Can we visit our dog when she has the puppies?


We ask that you wait to visit your mama dog until she is ready - usually after the first week or so. Until then, she is 100% focused on her babies. After that, we welcome visits! Mama dogs are ready for little breaks and will enjoy seeing her family by that point. We do, however, ask that you be aware of what dogs you have interacted with prior to visiting to decrease the risk of parvovirus, which is a lethal virus. We will also offer hand sanitizer to help mitigate the chances as well. We will also keep you updated regularly on how she is doing (we love to send photos) to make the separation a little easier for you. We know it can be tough!




What happens if my puppy gets sick or injured while in the care of the guardian home?


If your puppy gets sick or injured, you would take care of her like you would any other dog - consult a vet and provide the appropriate care. We just ask that you keep us in the loop! If your mama dog gets sick or injured while she is pregnant, we ask that you call us ASAP (after the vet of course), so that we can be a part of any major medical decisions regarding her health and safety, as well as the safety of her puppies.

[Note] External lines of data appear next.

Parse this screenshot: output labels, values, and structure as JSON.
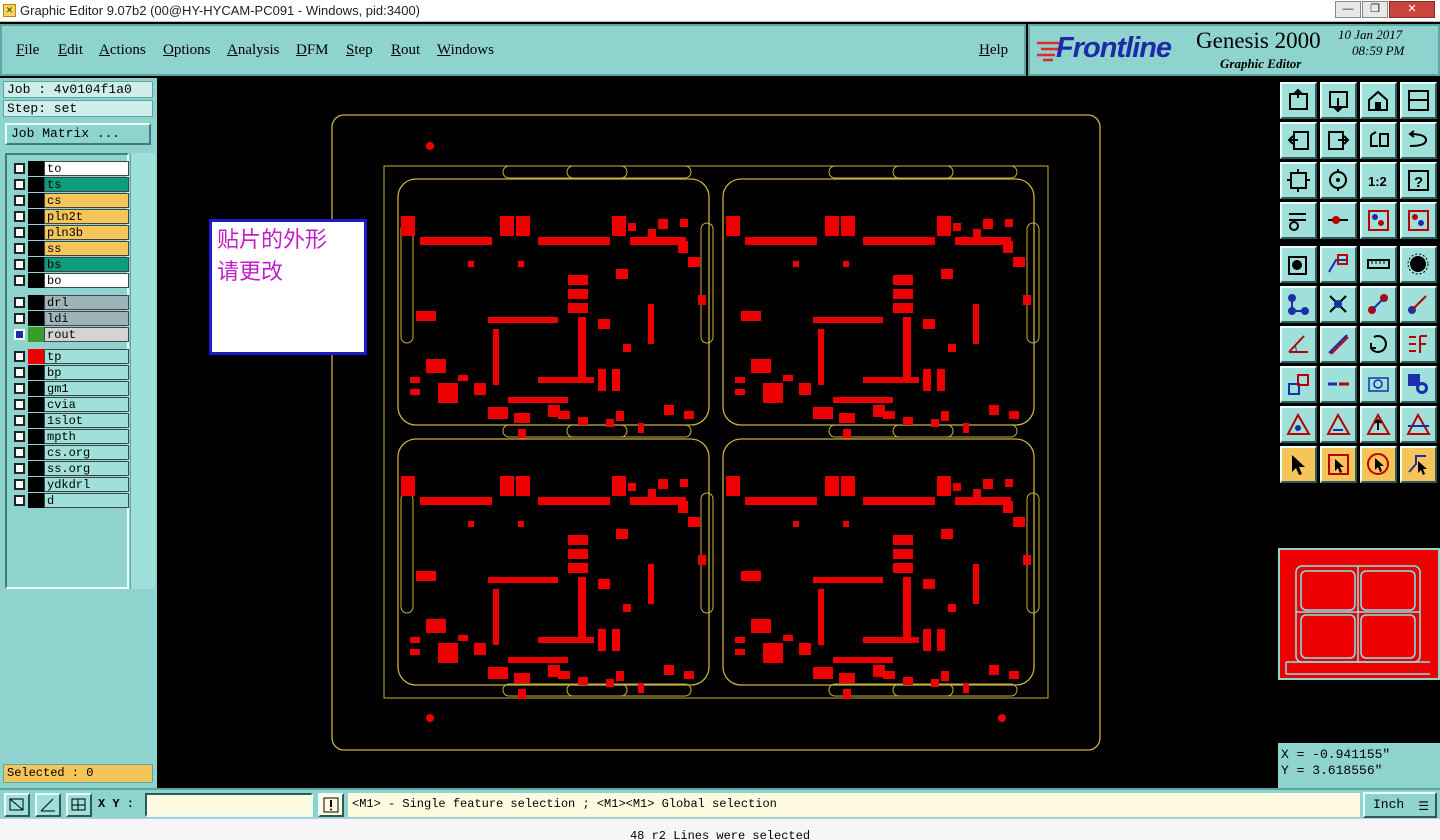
{
  "window": {
    "title": "Graphic Editor 9.07b2 (00@HY-HYCAM-PC091 - Windows, pid:3400)",
    "controls": [
      "minimize",
      "maximize",
      "close"
    ]
  },
  "menu": [
    {
      "label": "File"
    },
    {
      "label": "Edit"
    },
    {
      "label": "Actions"
    },
    {
      "label": "Options"
    },
    {
      "label": "Analysis"
    },
    {
      "label": "DFM"
    },
    {
      "label": "Step"
    },
    {
      "label": "Rout"
    },
    {
      "label": "Windows"
    }
  ],
  "help_label": "Help",
  "brand": {
    "logo": "Frontline",
    "product": "Genesis 2000",
    "subtitle": "Graphic Editor",
    "date": "10 Jan 2017",
    "time": "08:59 PM",
    "logo_color": "#1e2aa8",
    "logo_accent": "#e3262b"
  },
  "job": {
    "job_label": "Job : 4v0104f1a0",
    "step_label": "Step: set",
    "matrix_button": "Job Matrix ..."
  },
  "layers": [
    {
      "name": "to",
      "color": "#ffffff",
      "swatch": "#000000",
      "checked": false
    },
    {
      "name": "ts",
      "color": "#0f9c7c",
      "swatch": "#000000",
      "checked": false
    },
    {
      "name": "cs",
      "color": "#f6c55a",
      "swatch": "#000000",
      "checked": false
    },
    {
      "name": "pln2t",
      "color": "#f6c55a",
      "swatch": "#000000",
      "checked": false
    },
    {
      "name": "pln3b",
      "color": "#f6c55a",
      "swatch": "#000000",
      "checked": false
    },
    {
      "name": "ss",
      "color": "#f6c55a",
      "swatch": "#000000",
      "checked": false
    },
    {
      "name": "bs",
      "color": "#0f9c7c",
      "swatch": "#000000",
      "checked": false
    },
    {
      "name": "bo",
      "color": "#ffffff",
      "swatch": "#000000",
      "checked": false
    },
    {
      "name": "drl",
      "color": "#9fb4b8",
      "swatch": "#000000",
      "checked": false
    },
    {
      "name": "ldi",
      "color": "#9fb4b8",
      "swatch": "#000000",
      "checked": false
    },
    {
      "name": "rout",
      "color": "#d4d4d4",
      "swatch": "#3a9c2a",
      "checked": true
    },
    {
      "name": "tp",
      "color": "#9fe0da",
      "swatch": "#ee0000",
      "checked": false
    },
    {
      "name": "bp",
      "color": "#9fe0da",
      "swatch": "#000000",
      "checked": false
    },
    {
      "name": "gm1",
      "color": "#9fe0da",
      "swatch": "#000000",
      "checked": false
    },
    {
      "name": "cvia",
      "color": "#9fe0da",
      "swatch": "#000000",
      "checked": false
    },
    {
      "name": "1slot",
      "color": "#9fe0da",
      "swatch": "#000000",
      "checked": false
    },
    {
      "name": "mpth",
      "color": "#9fe0da",
      "swatch": "#000000",
      "checked": false
    },
    {
      "name": "cs.org",
      "color": "#9fe0da",
      "swatch": "#000000",
      "checked": false
    },
    {
      "name": "ss.org",
      "color": "#9fe0da",
      "swatch": "#000000",
      "checked": false
    },
    {
      "name": "ydkdrl",
      "color": "#9fe0da",
      "swatch": "#000000",
      "checked": false
    },
    {
      "name": "d",
      "color": "#9fe0da",
      "swatch": "#000000",
      "checked": false
    }
  ],
  "selected_label": "Selected : 0",
  "note": {
    "line1": "贴片的外形",
    "line2": "请更改"
  },
  "coords": {
    "x": "X = -0.941155\"",
    "y": "Y = 3.618556\""
  },
  "xy_label": "X Y :",
  "xy_value": "",
  "hint": "<M1> - Single feature selection ; <M1><M1> Global selection",
  "unit": "Inch",
  "status": "48 r2 Lines were selected",
  "colors": {
    "pcb_copper": "#ee0000",
    "outline": "#c8b040",
    "panel_bg": "#8fd3ce"
  },
  "tools": [
    {
      "name": "zoom-home-icon"
    },
    {
      "name": "zoom-down-icon"
    },
    {
      "name": "home-icon"
    },
    {
      "name": "window-icon"
    },
    {
      "name": "pan-left-icon"
    },
    {
      "name": "pan-right-icon"
    },
    {
      "name": "undo-icon"
    },
    {
      "name": "redo-icon"
    },
    {
      "name": "fit-icon"
    },
    {
      "name": "center-icon"
    },
    {
      "name": "one-to-one-icon"
    },
    {
      "name": "help-icon"
    },
    {
      "name": "measure-icon"
    },
    {
      "name": "snap-icon"
    },
    {
      "name": "layer-icon"
    },
    {
      "name": "layer-active-icon"
    },
    {
      "name": "point-icon"
    },
    {
      "name": "polygon-icon"
    },
    {
      "name": "ruler-icon"
    },
    {
      "name": "pad-icon"
    },
    {
      "name": "move-icon"
    },
    {
      "name": "cross-icon"
    },
    {
      "name": "connect-icon"
    },
    {
      "name": "arrow-icon"
    },
    {
      "name": "angle-icon"
    },
    {
      "name": "line-icon"
    },
    {
      "name": "arc-icon"
    },
    {
      "name": "split-icon"
    },
    {
      "name": "copy-icon"
    },
    {
      "name": "dash-icon"
    },
    {
      "name": "target-icon"
    },
    {
      "name": "group-icon"
    },
    {
      "name": "tri-left-icon"
    },
    {
      "name": "tri-up-icon"
    },
    {
      "name": "tri-arrow-icon"
    },
    {
      "name": "tri-right-icon"
    },
    {
      "name": "select-icon",
      "active": true
    },
    {
      "name": "select-box-icon"
    },
    {
      "name": "select-arrow-icon"
    },
    {
      "name": "select-chain-icon"
    }
  ]
}
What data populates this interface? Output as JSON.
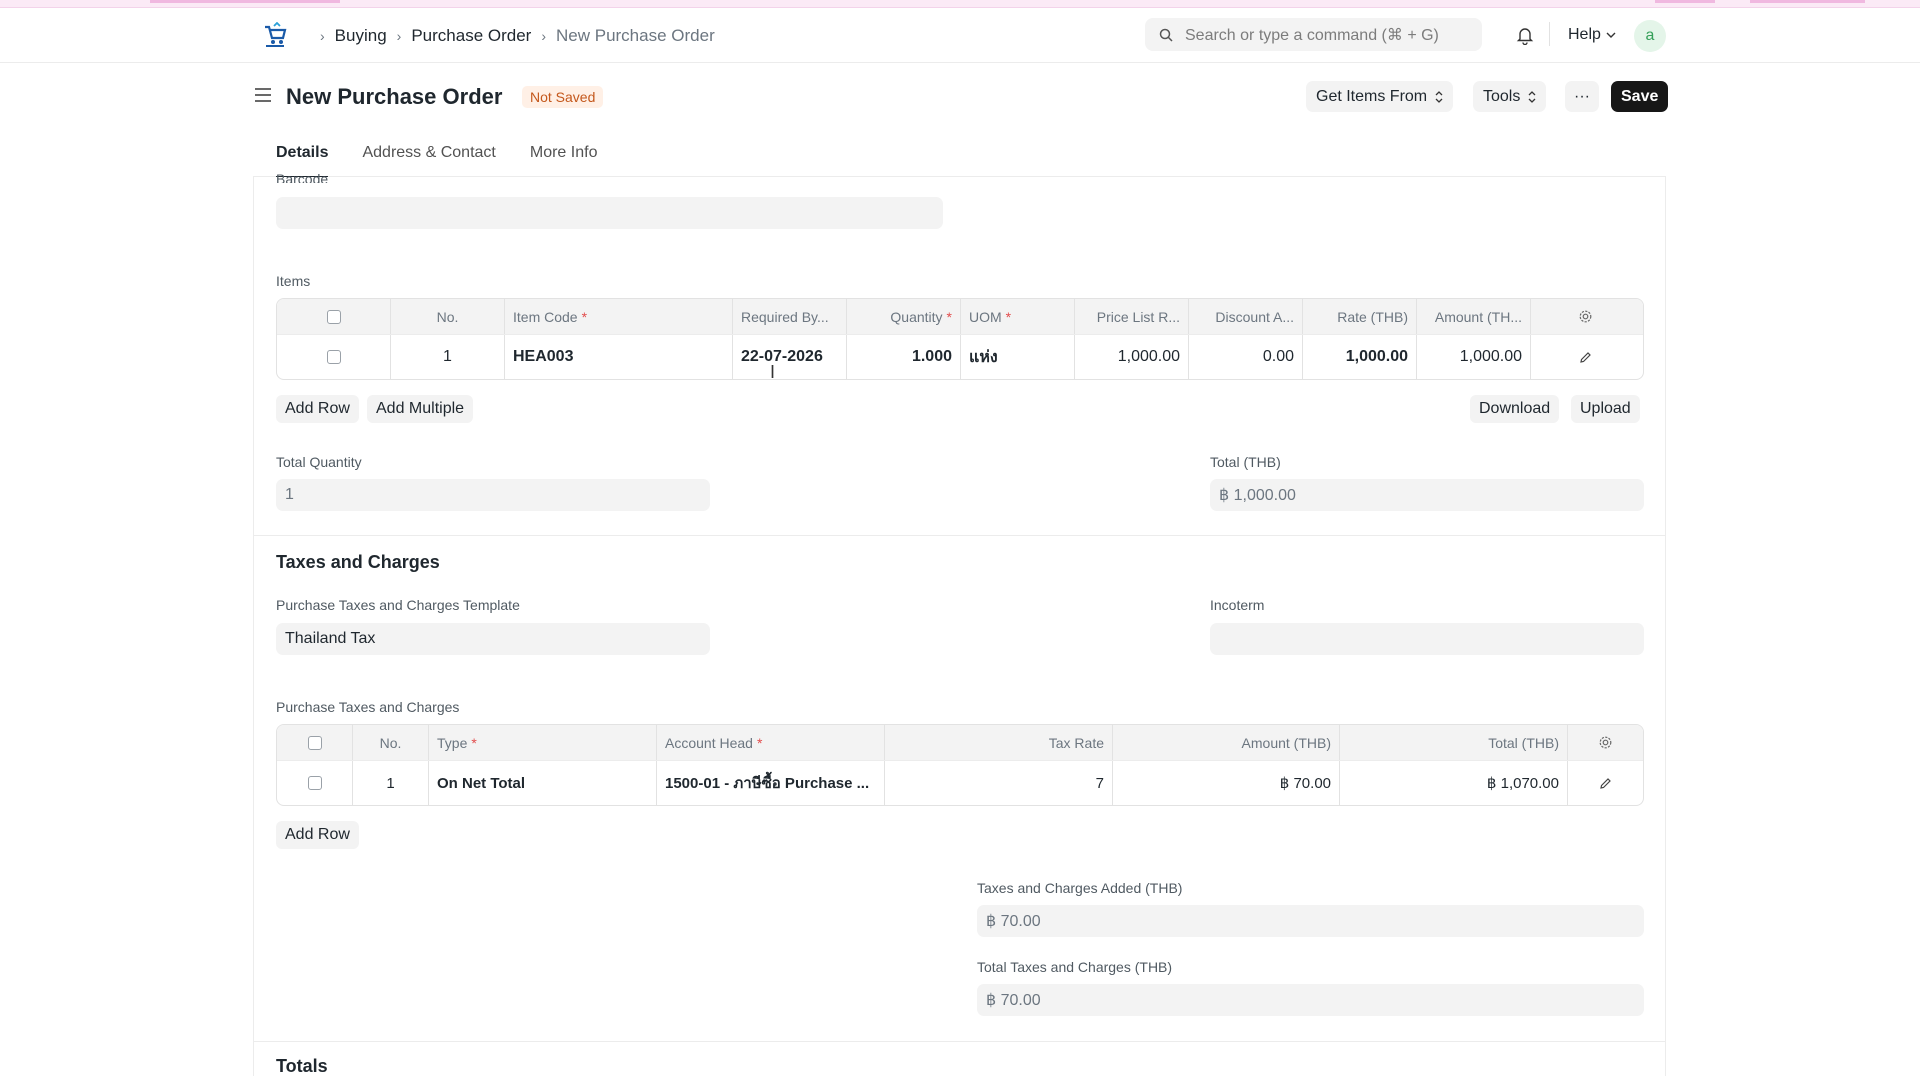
{
  "navbar": {
    "breadcrumbs": [
      "Buying",
      "Purchase Order",
      "New Purchase Order"
    ],
    "search_placeholder": "Search or type a command (⌘ + G)",
    "help_label": "Help",
    "avatar_initial": "a"
  },
  "page": {
    "title": "New Purchase Order",
    "status": "Not Saved",
    "get_items_label": "Get Items From",
    "tools_label": "Tools",
    "more_label": "···",
    "save_label": "Save"
  },
  "tabs": [
    "Details",
    "Address & Contact",
    "More Info"
  ],
  "barcode": {
    "label": "Barcode",
    "value": ""
  },
  "items": {
    "label": "Items",
    "headers": [
      "No.",
      "Item Code",
      "Required By...",
      "Quantity",
      "UOM",
      "Price List R...",
      "Discount A...",
      "Rate (THB)",
      "Amount (TH..."
    ],
    "rows": [
      {
        "no": "1",
        "item_code": "HEA003",
        "required_by": "22-07-2026",
        "quantity": "1.000",
        "uom": "แห่ง",
        "price_list_rate": "1,000.00",
        "discount": "0.00",
        "rate": "1,000.00",
        "amount": "1,000.00"
      }
    ],
    "add_row_label": "Add Row",
    "add_multiple_label": "Add Multiple",
    "download_label": "Download",
    "upload_label": "Upload"
  },
  "totals_qty": {
    "total_quantity_label": "Total Quantity",
    "total_quantity_value": "1",
    "total_label": "Total (THB)",
    "total_value": "฿ 1,000.00"
  },
  "taxes": {
    "section_title": "Taxes and Charges",
    "template_label": "Purchase Taxes and Charges Template",
    "template_value": "Thailand Tax",
    "incoterm_label": "Incoterm",
    "incoterm_value": "",
    "table_label": "Purchase Taxes and Charges",
    "headers": [
      "No.",
      "Type",
      "Account Head",
      "Tax Rate",
      "Amount (THB)",
      "Total (THB)"
    ],
    "rows": [
      {
        "no": "1",
        "type": "On Net Total",
        "account_head": "1500-01 - ภาษีซื้อ Purchase ...",
        "tax_rate": "7",
        "amount": "฿ 70.00",
        "total": "฿ 1,070.00"
      }
    ],
    "add_row_label": "Add Row",
    "added_label": "Taxes and Charges Added (THB)",
    "added_value": "฿ 70.00",
    "total_taxes_label": "Total Taxes and Charges (THB)",
    "total_taxes_value": "฿ 70.00"
  },
  "totals_section_title": "Totals"
}
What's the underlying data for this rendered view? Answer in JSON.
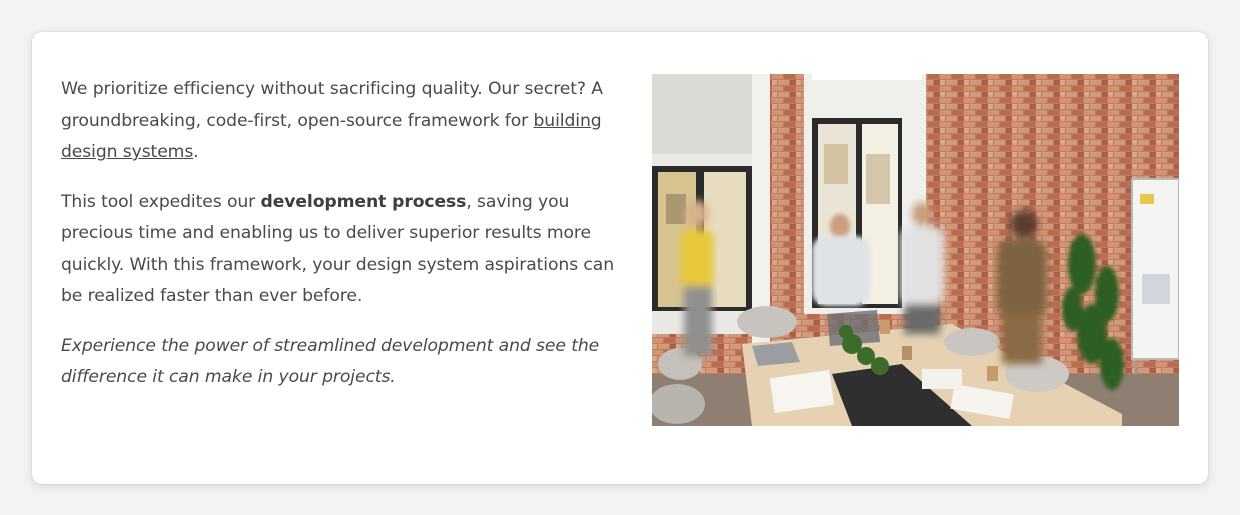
{
  "content": {
    "p1_text_a": "We prioritize efficiency without sacrificing quality. Our secret? A groundbreaking, code-first, open-source framework for ",
    "p1_link": "building design systems",
    "p1_text_b": ".",
    "p2_text_a": "This tool expedites our ",
    "p2_bold": "development process",
    "p2_text_b": ", saving you precious time and enabling us to deliver superior results more quickly. With this framework, your design system aspirations can be realized faster than ever before.",
    "p3_italic": "Experience the power of streamlined development and see the difference it can make in your projects."
  },
  "image": {
    "subject": "office-meeting-photo",
    "colors": {
      "brick": "#c0775a",
      "wall": "#eceae6",
      "window_frame": "#2d2d2d",
      "table": "#e7d3b4",
      "plant": "#3d6b2c"
    }
  }
}
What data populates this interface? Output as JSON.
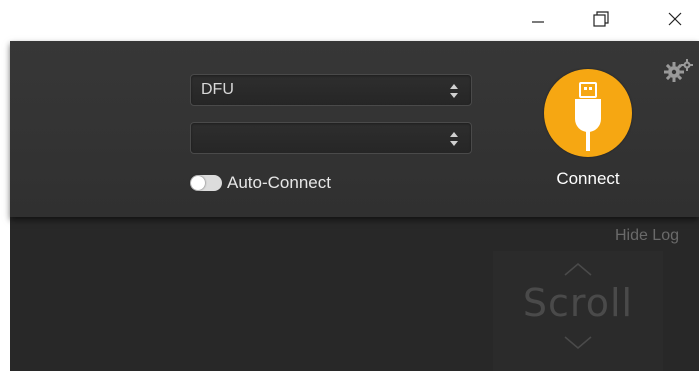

What do we pay for as a guardian home?


As a guardian home, you will be responsible for the normal costs of owning a dog - grooming, food, normal veterinary visits, etc. We pay for any costs associated with breeding and pregnancy, including health testing, vet visits for mama dogs, and any supplements for both females and males.




How long will the dog be with you when she has her litter?


Our mama dogs come back to our home the week before they are due and remain with us until the puppies are fully weaned (around 8 weeks) and ready to go home. Technically the puppies are mostly weaned by 6 weeks, but those last two weeks are important to socializing the puppies - mama is teaching her babies how to be dogs!




What training is expected for a dog in a guardian home?


We know that training can be a daunting part of bringing home a puppy, but training is crucial to having a dog be a successful part of our program. But it isn’t anything crazy, we promise! At the bare minimum, we ask that you train the dog to be well behaved in the house, potty trained, and comfortable being handled by us and a veterinarian (especially their mouths, paws, and being held on their back or side for scans and tests). We also ask that they be socialized and comfortable with people of all ages and other dogs. We have a few training tips on our resources page to get you started!




What happens if a dog put in a guardian home doesn’t end up in your program?


If a dog we place in a guardian home ends up not being the right fit for our program (for whatever reason), we release the guardian family from the contract and the dog is theirs to keep as originally planned. We will pay for him/her to be spayed/neutered.




What happens if I have a male in a guardian home?


Having a male in a guardian home is much different since we will only use them possibly a couple times a year, for our females and occasionally females from other breeding programs. There may be times the guardian home would be responsible for transporting the dog to the vet for collection(we would cover the price of all breeding related vet vists.) The dog would need to stay intact until about 4 years old, at which time we would cover the cost for neutering. The biggest responsibilty for a male guardian home is to ensure he does not get to any unapproved females for unwanted pregnancies.